<<<<

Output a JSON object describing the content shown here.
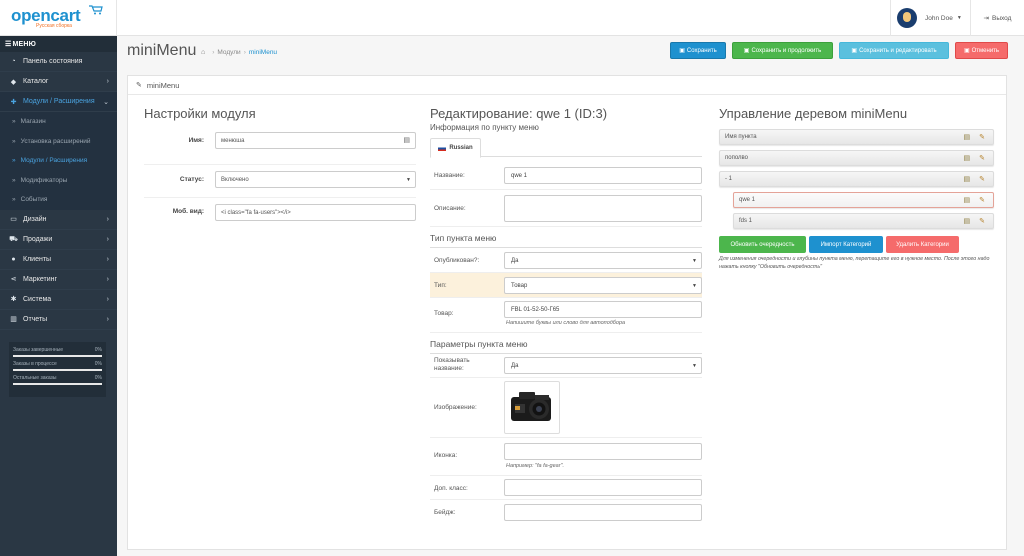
{
  "header": {
    "logo_text": "opencart",
    "logo_sub": "Русская сборка",
    "user_name": "John Doe",
    "logout": "Выход"
  },
  "sidebar": {
    "menu_title": "МЕНЮ",
    "items": [
      {
        "label": "Панель состояния",
        "icon": "dashboard-icon",
        "arrow": false
      },
      {
        "label": "Каталог",
        "icon": "tag-icon",
        "arrow": true
      },
      {
        "label": "Модули / Расширения",
        "icon": "puzzle-icon",
        "arrow": true,
        "active": true
      }
    ],
    "subitems": [
      {
        "label": "Магазин"
      },
      {
        "label": "Установка расширений"
      },
      {
        "label": "Модули / Расширения",
        "active": true
      },
      {
        "label": "Модификаторы"
      },
      {
        "label": "События"
      }
    ],
    "items2": [
      {
        "label": "Дизайн",
        "icon": "desktop-icon"
      },
      {
        "label": "Продажи",
        "icon": "cart-icon"
      },
      {
        "label": "Клиенты",
        "icon": "user-icon"
      },
      {
        "label": "Маркетинг",
        "icon": "share-icon"
      },
      {
        "label": "Система",
        "icon": "cog-icon"
      },
      {
        "label": "Отчеты",
        "icon": "bar-chart-icon"
      }
    ],
    "progress": [
      {
        "label": "Заказы завершенные",
        "value": "0%"
      },
      {
        "label": "Заказы в процессе",
        "value": "0%"
      },
      {
        "label": "Остальные заказы",
        "value": "0%"
      }
    ]
  },
  "page": {
    "title": "miniMenu",
    "breadcrumb": [
      "Модули",
      "miniMenu"
    ],
    "buttons": {
      "save": "Сохранить",
      "save_continue": "Сохранить и продолжить",
      "save_edit": "Сохранить и редактировать",
      "cancel": "Отменить"
    },
    "panel_title": "miniMenu"
  },
  "settings": {
    "heading": "Настройки модуля",
    "name_label": "Имя:",
    "name_value": "менюша",
    "status_label": "Статус:",
    "status_value": "Включено",
    "mobile_label": "Моб. вид:",
    "mobile_value": "<i class=\"fa fa-users\"></i>"
  },
  "edit": {
    "heading": "Редактирование: qwe 1 (ID:3)",
    "info_title": "Информация по пункту меню",
    "tab_language": "Russian",
    "name_label": "Название:",
    "name_value": "qwe 1",
    "desc_label": "Описание:",
    "desc_value": "",
    "type_section": "Тип пункта меню",
    "published_label": "Опубликован?:",
    "published_value": "Да",
    "type_label": "Тип:",
    "type_value": "Товар",
    "product_label": "Товар:",
    "product_value": "FBL 01-52-50-Г65",
    "product_help": "Напишите буквы или слово для автоподбора",
    "params_section": "Параметры пункта меню",
    "show_name_label": "Показывать название:",
    "show_name_value": "Да",
    "image_label": "Изображение:",
    "icon_label": "Иконка:",
    "icon_value": "",
    "icon_help": "Например: \"fa fa-gear\".",
    "class_label": "Доп. класс:",
    "class_value": "",
    "badge_label": "Бейдж:",
    "badge_value": ""
  },
  "tree": {
    "heading": "Управление деревом miniMenu",
    "items": [
      {
        "label": "Имя пункта",
        "level": 0
      },
      {
        "label": "пополво",
        "level": 0
      },
      {
        "label": "- 1",
        "level": 0
      },
      {
        "label": "qwe 1",
        "level": 1,
        "selected": true
      },
      {
        "label": "fds 1",
        "level": 1
      }
    ],
    "btn_update": "Обновить очередность",
    "btn_import": "Импорт Категорий",
    "btn_delete": "Удалить Категории",
    "note": "Для изменения очередности и глубины пункта меню, перетащите его в нужное место. После этого надо нажать кнопку \"Обновить очередность\""
  }
}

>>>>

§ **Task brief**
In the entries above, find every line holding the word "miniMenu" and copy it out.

§ **Finished task**
    "title": "miniMenu",
      "miniMenu"
    "panel_title": "miniMenu"
    "heading": "Управление деревом miniMenu",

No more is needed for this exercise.